But if Ben-Shmuel's transparent sales pitch on page 15 of The Weekend Australian was its dross, Middle East correspondent John Lyons' factual and well-researched feature on the rampant Israeli colonisation fueling Palestinian desperation was its gold, effectively nailing Ben-Shmuel's blatant hasbara:
Where the ambassador prattled on about "a grotesque theatre of violence perpetuated by a ruthless band of Palestinian extremists," and "bands of disgruntled and radicalised Palestinians [taking] matters into their own hands," Lyons wrote of "a gang of about 50 masked men [who] left Yitzhar, home to some of the most violent settlers on the West Bank, and attacked Palestinians as soldiers standing near watched on," and "armed gangs which frequently roam the West Bank destroying olive trees owned by Palestinians or attacking Palestinians physically." (Settlers fuel cycle of bloodshed)
Where Ben-Shmuel paid the obligatory lip service to "sustainable statehood for Palestinians," Lyons made no bones about the fact that the Israeli government was working to make this impossible: "While the new battle for Al-Aqsa is the immediate cause of the violence the longer-term cause is Israel's continuing expansion of Jewish-only settlements in the West Bank... They are systematically eating up land which Palestinians say should be their state and are often being built on privately owned Palestinian land... Anyone who drives across the West Bank today will see a skyline dominated by Jewish settlements."
That said, I do have one quibble in relation to Lyons' report.
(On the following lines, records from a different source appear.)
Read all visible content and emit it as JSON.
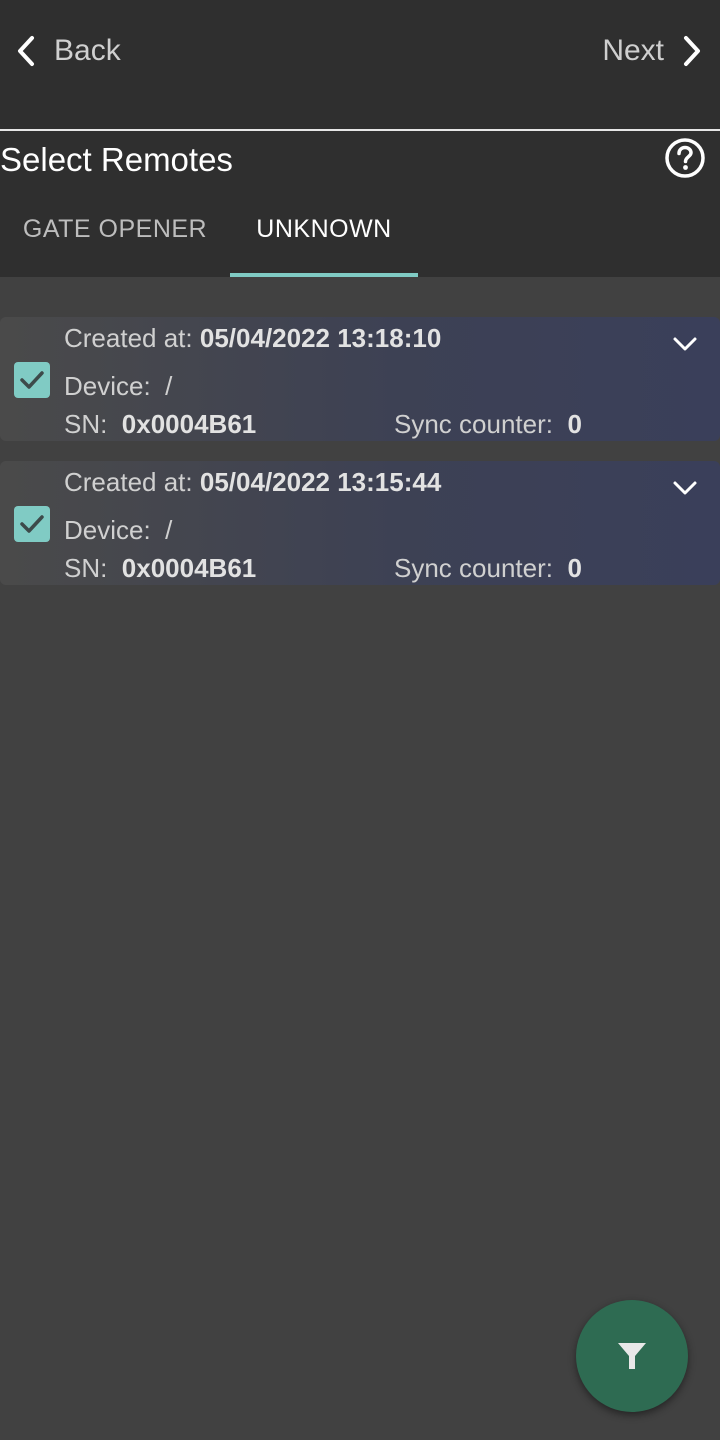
{
  "nav": {
    "back_label": "Back",
    "next_label": "Next"
  },
  "header": {
    "title": "Select Remotes",
    "help_icon": "help-circle-icon"
  },
  "tabs": [
    {
      "label": "GATE OPENER",
      "selected": false
    },
    {
      "label": "UNKNOWN",
      "selected": true
    }
  ],
  "remotes": [
    {
      "created_label": "Created at:",
      "created_value": "05/04/2022 13:18:10",
      "device_label": "Device:",
      "device_value": "/",
      "sn_label": "SN:",
      "sn_value": "0x0004B61",
      "sync_label": "Sync counter:",
      "sync_value": "0",
      "checked": true
    },
    {
      "created_label": "Created at:",
      "created_value": "05/04/2022 13:15:44",
      "device_label": "Device:",
      "device_value": "/",
      "sn_label": "SN:",
      "sn_value": "0x0004B61",
      "sync_label": "Sync counter:",
      "sync_value": "0",
      "checked": true
    }
  ],
  "fab": {
    "icon": "filter-icon"
  },
  "colors": {
    "accent": "#80cbc4",
    "fab": "#2e6b52",
    "background": "#414141",
    "header": "#2f2f2f"
  }
}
It comes with his initial framing of the Palestine/Israel conflict as "a new round of hostility between these two ancient combatants."
This is not an ancient struggle stretching back to the mythical 'time immemorial'. It's actually no older than World War I, when the British government of the day, in an act of monumental folly, climbed into bed with Chaim Weizmann's Zionist Organisation, and duly gave birth, in November 1917, to a right little bastard known as the Balfour Declaration. And the rest, as they say, is history - with which I expect Lyons to be familiar.